=== Section Start ===

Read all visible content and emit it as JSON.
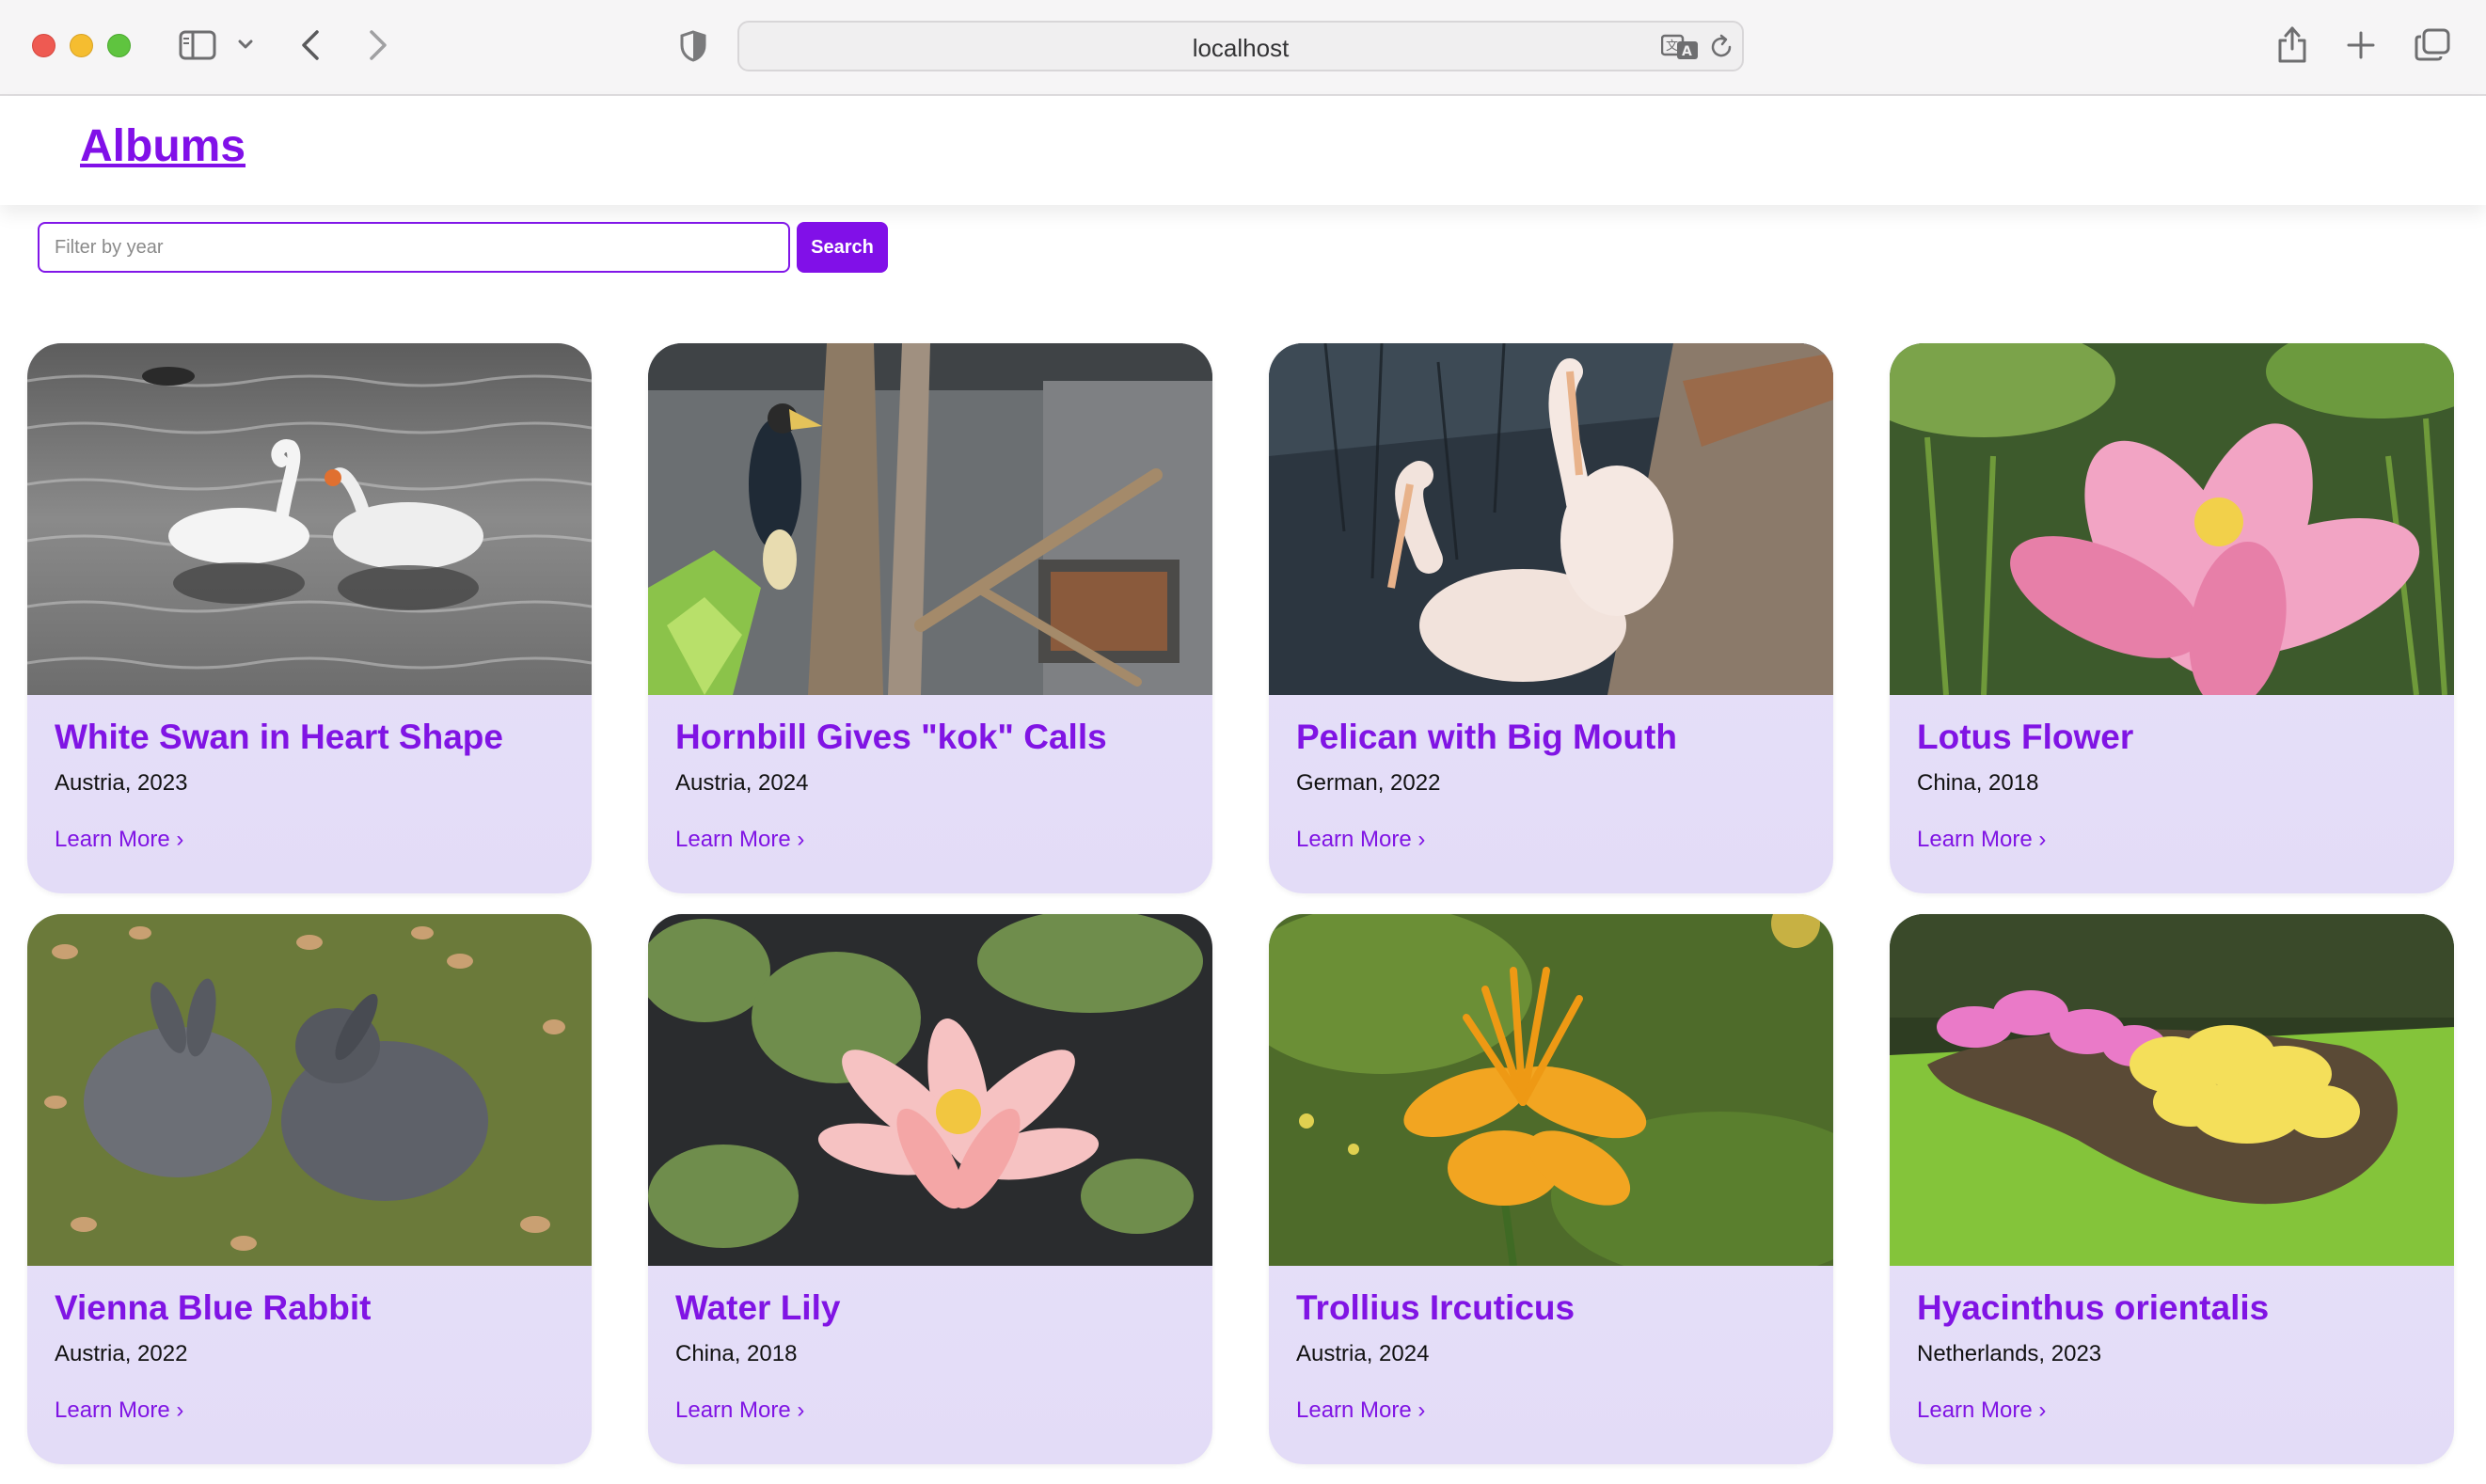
{
  "browser": {
    "url": "localhost"
  },
  "header": {
    "title": "Albums"
  },
  "search": {
    "placeholder": "Filter by year",
    "value": "",
    "button_label": "Search"
  },
  "albums": [
    {
      "title": "White Swan in Heart Shape",
      "meta": "Austria, 2023",
      "link": "Learn More ›",
      "image": "swan"
    },
    {
      "title": "Hornbill Gives \"kok\" Calls",
      "meta": "Austria, 2024",
      "link": "Learn More ›",
      "image": "hornbill"
    },
    {
      "title": "Pelican with Big Mouth",
      "meta": "German, 2022",
      "link": "Learn More ›",
      "image": "pelican"
    },
    {
      "title": "Lotus Flower",
      "meta": "China, 2018",
      "link": "Learn More ›",
      "image": "lotus"
    },
    {
      "title": "Vienna Blue Rabbit",
      "meta": "Austria, 2022",
      "link": "Learn More ›",
      "image": "rabbit"
    },
    {
      "title": "Water Lily",
      "meta": "China, 2018",
      "link": "Learn More ›",
      "image": "waterlily"
    },
    {
      "title": "Trollius Ircuticus",
      "meta": "Austria, 2024",
      "link": "Learn More ›",
      "image": "trollius"
    },
    {
      "title": "Hyacinthus orientalis",
      "meta": "Netherlands, 2023",
      "link": "Learn More ›",
      "image": "hyacinth"
    }
  ],
  "colors": {
    "accent": "#8110e8",
    "card_bg": "#e8e2fa",
    "traffic_red": "#ee5a52",
    "traffic_yellow": "#f5bd30",
    "traffic_green": "#5fc43f"
  },
  "icons": {
    "sidebar": "sidebar-icon",
    "back": "chevron-left-icon",
    "forward": "chevron-right-icon",
    "privacy": "shield-icon",
    "translate": "translate-icon",
    "reload": "reload-icon",
    "share": "share-icon",
    "new_tab": "plus-icon",
    "tab_overview": "tabs-icon"
  }
}
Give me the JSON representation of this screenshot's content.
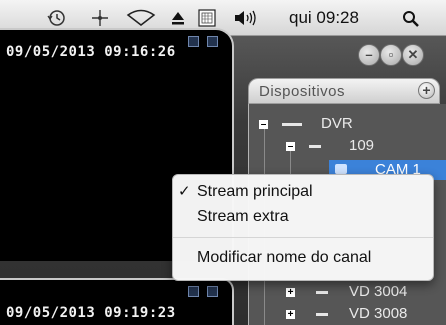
{
  "menubar": {
    "clock": "qui 09:28",
    "icons": [
      "time-machine-icon",
      "bluetooth-icon",
      "wifi-icon",
      "eject-icon",
      "keyboard-layout-icon",
      "volume-icon",
      "spotlight-icon"
    ]
  },
  "window": {
    "controls": [
      "minimize",
      "zoom",
      "close"
    ]
  },
  "panes": [
    {
      "timestamp": "09/05/2013 09:16:26"
    },
    {
      "timestamp": "09/05/2013 09:19:23"
    }
  ],
  "devices": {
    "title": "Dispositivos",
    "add_label": "+",
    "tree": {
      "root": "DVR",
      "node": "109",
      "selected": "CAM 1",
      "vd1": "VD 3004",
      "vd2": "VD 3008"
    }
  },
  "context_menu": {
    "items": [
      {
        "label": "Stream principal",
        "checked": true
      },
      {
        "label": "Stream extra",
        "checked": false
      },
      {
        "label": "Modificar nome do canal",
        "checked": false
      }
    ],
    "check_glyph": "✓"
  },
  "colors": {
    "selection": "#3b82d9",
    "pane_bg": "#000000"
  }
}
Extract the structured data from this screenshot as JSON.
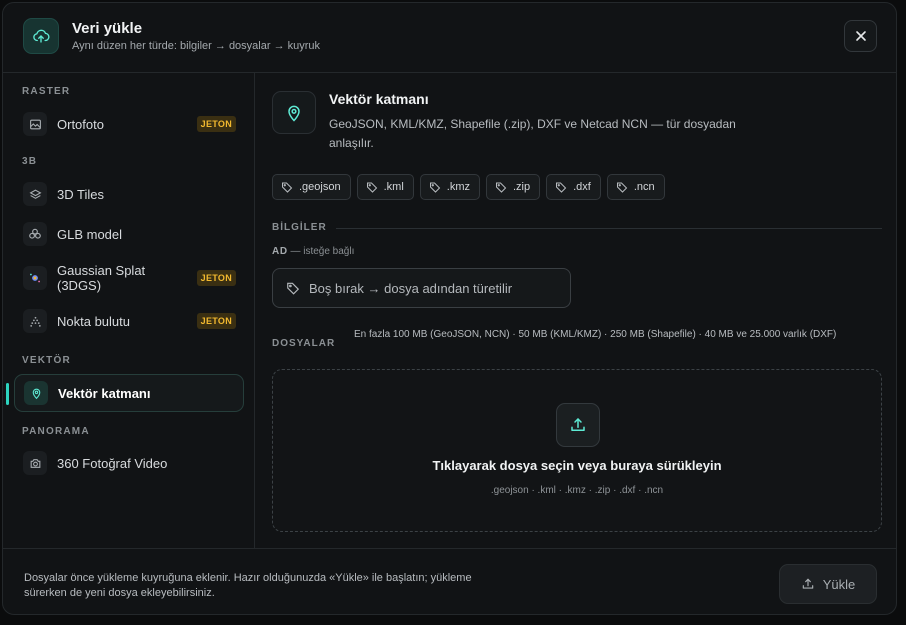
{
  "header": {
    "title": "Veri yükle",
    "subtitle": "Aynı düzen her türde: bilgiler → dosyalar → kuyruk",
    "icon": "cloud-upload-icon",
    "close_icon": "close-icon"
  },
  "sidebar": {
    "groups": [
      {
        "label": "RASTER"
      },
      {
        "label": "3B"
      },
      {
        "label": "VEKTÖR"
      },
      {
        "label": "PANORAMA"
      }
    ],
    "items": [
      {
        "label": "Ortofoto",
        "icon": "image-icon",
        "badge": "JETON"
      },
      {
        "label": "3D Tiles",
        "icon": "layers-icon",
        "badge": ""
      },
      {
        "label": "GLB model",
        "icon": "cubes-icon",
        "badge": ""
      },
      {
        "label": "Gaussian Splat (3DGS)",
        "icon": "splat-icon",
        "badge": "JETON"
      },
      {
        "label": "Nokta bulutu",
        "icon": "point-cloud-icon",
        "badge": "JETON"
      },
      {
        "label": "Vektör katmanı",
        "icon": "map-pin-icon",
        "badge": "",
        "active": true
      },
      {
        "label": "360 Fotoğraf Video",
        "icon": "camera-icon",
        "badge": ""
      }
    ]
  },
  "main": {
    "title": "Vektör katmanı",
    "description": "GeoJSON, KML/KMZ, Shapefile (.zip), DXF ve Netcad NCN — tür dosyadan anlaşılır.",
    "extensions": [
      ".geojson",
      ".kml",
      ".kmz",
      ".zip",
      ".dxf",
      ".ncn"
    ],
    "info_heading": "BİLGİLER",
    "name_label": "AD",
    "name_optional": "— isteğe bağlı",
    "name_placeholder": "Boş bırak → dosya adından türetilir",
    "files_heading": "DOSYALAR",
    "files_limit": "En fazla 100 MB (GeoJSON, NCN) · 50 MB (KML/KMZ) · 250 MB (Shapefile) · 40 MB ve 25.000 varlık (DXF)",
    "dropzone_text": "Tıklayarak dosya seçin veya buraya sürükleyin",
    "dropzone_exts": ".geojson · .kml · .kmz · .zip · .dxf · .ncn"
  },
  "footer": {
    "note": "Dosyalar önce yükleme kuyruğuna eklenir. Hazır olduğunuzda «Yükle» ile başlatın; yükleme sürerken de yeni dosya ekleyebilirsiniz.",
    "upload_label": "Yükle"
  },
  "colors": {
    "accent": "#2dd4bf",
    "badge_text": "#f2b92f",
    "badge_bg": "#3a2f12"
  }
}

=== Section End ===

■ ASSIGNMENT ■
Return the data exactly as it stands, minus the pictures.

■ OUTPUT FOR THIS TASK ■
Read all visible content and emit it as JSON.
{
  "browser": {
    "url": "localhost"
  },
  "header": {
    "title": "Albums"
  },
  "search": {
    "placeholder": "Filter by year",
    "value": "",
    "button_label": "Search"
  },
  "albums": [
    {
      "title": "White Swan in Heart Shape",
      "meta": "Austria, 2023",
      "link": "Learn More ›",
      "image": "swan"
    },
    {
      "title": "Hornbill Gives \"kok\" Calls",
      "meta": "Austria, 2024",
      "link": "Learn More ›",
      "image": "hornbill"
    },
    {
      "title": "Pelican with Big Mouth",
      "meta": "German, 2022",
      "link": "Learn More ›",
      "image": "pelican"
    },
    {
      "title": "Lotus Flower",
      "meta": "China, 2018",
      "link": "Learn More ›",
      "image": "lotus"
    },
    {
      "title": "Vienna Blue Rabbit",
      "meta": "Austria, 2022",
      "link": "Learn More ›",
      "image": "rabbit"
    },
    {
      "title": "Water Lily",
      "meta": "China, 2018",
      "link": "Learn More ›",
      "image": "waterlily"
    },
    {
      "title": "Trollius Ircuticus",
      "meta": "Austria, 2024",
      "link": "Learn More ›",
      "image": "trollius"
    },
    {
      "title": "Hyacinthus orientalis",
      "meta": "Netherlands, 2023",
      "link": "Learn More ›",
      "image": "hyacinth"
    }
  ],
  "colors": {
    "accent": "#8110e8",
    "card_bg": "#e8e2fa",
    "traffic_red": "#ee5a52",
    "traffic_yellow": "#f5bd30",
    "traffic_green": "#5fc43f"
  },
  "icons": {
    "sidebar": "sidebar-icon",
    "back": "chevron-left-icon",
    "forward": "chevron-right-icon",
    "privacy": "shield-icon",
    "translate": "translate-icon",
    "reload": "reload-icon",
    "share": "share-icon",
    "new_tab": "plus-icon",
    "tab_overview": "tabs-icon"
  }
}
Give me the JSON representation of this screenshot's content.
{
  "menubar": {
    "clock": "qui 09:28",
    "icons": [
      "time-machine-icon",
      "bluetooth-icon",
      "wifi-icon",
      "eject-icon",
      "keyboard-layout-icon",
      "volume-icon",
      "spotlight-icon"
    ]
  },
  "window": {
    "controls": [
      "minimize",
      "zoom",
      "close"
    ]
  },
  "panes": [
    {
      "timestamp": "09/05/2013 09:16:26"
    },
    {
      "timestamp": "09/05/2013 09:19:23"
    }
  ],
  "devices": {
    "title": "Dispositivos",
    "add_label": "+",
    "tree": {
      "root": "DVR",
      "node": "109",
      "selected": "CAM 1",
      "vd1": "VD 3004",
      "vd2": "VD 3008"
    }
  },
  "context_menu": {
    "items": [
      {
        "label": "Stream principal",
        "checked": true
      },
      {
        "label": "Stream extra",
        "checked": false
      },
      {
        "label": "Modificar nome do canal",
        "checked": false
      }
    ],
    "check_glyph": "✓"
  },
  "colors": {
    "selection": "#3b82d9",
    "pane_bg": "#000000"
  }
}
Extract the structured data from this screenshot as JSON.
{
  "header": {
    "title": "Veri yükle",
    "subtitle": "Aynı düzen her türde: bilgiler → dosyalar → kuyruk",
    "icon": "cloud-upload-icon",
    "close_icon": "close-icon"
  },
  "sidebar": {
    "groups": [
      {
        "label": "RASTER"
      },
      {
        "label": "3B"
      },
      {
        "label": "VEKTÖR"
      },
      {
        "label": "PANORAMA"
      }
    ],
    "items": [
      {
        "label": "Ortofoto",
        "icon": "image-icon",
        "badge": "JETON"
      },
      {
        "label": "3D Tiles",
        "icon": "layers-icon",
        "badge": ""
      },
      {
        "label": "GLB model",
        "icon": "cubes-icon",
        "badge": ""
      },
      {
        "label": "Gaussian Splat (3DGS)",
        "icon": "splat-icon",
        "badge": "JETON"
      },
      {
        "label": "Nokta bulutu",
        "icon": "point-cloud-icon",
        "badge": "JETON"
      },
      {
        "label": "Vektör katmanı",
        "icon": "map-pin-icon",
        "badge": "",
        "active": true
      },
      {
        "label": "360 Fotoğraf Video",
        "icon": "camera-icon",
        "badge": ""
      }
    ]
  },
  "main": {
    "title": "Vektör katmanı",
    "description": "GeoJSON, KML/KMZ, Shapefile (.zip), DXF ve Netcad NCN — tür dosyadan anlaşılır.",
    "extensions": [
      ".geojson",
      ".kml",
      ".kmz",
      ".zip",
      ".dxf",
      ".ncn"
    ],
    "info_heading": "BİLGİLER",
    "name_label": "AD",
    "name_optional": "— isteğe bağlı",
    "name_placeholder": "Boş bırak → dosya adından türetilir",
    "files_heading": "DOSYALAR",
    "files_limit": "En fazla 100 MB (GeoJSON, NCN) · 50 MB (KML/KMZ) · 250 MB (Shapefile) · 40 MB ve 25.000 varlık (DXF)",
    "dropzone_text": "Tıklayarak dosya seçin veya buraya sürükleyin",
    "dropzone_exts": ".geojson · .kml · .kmz · .zip · .dxf · .ncn"
  },
  "footer": {
    "note": "Dosyalar önce yükleme kuyruğuna eklenir. Hazır olduğunuzda «Yükle» ile başlatın; yükleme sürerken de yeni dosya ekleyebilirsiniz.",
    "upload_label": "Yükle"
  },
  "colors": {
    "accent": "#2dd4bf",
    "badge_text": "#f2b92f",
    "badge_bg": "#3a2f12"
  }
}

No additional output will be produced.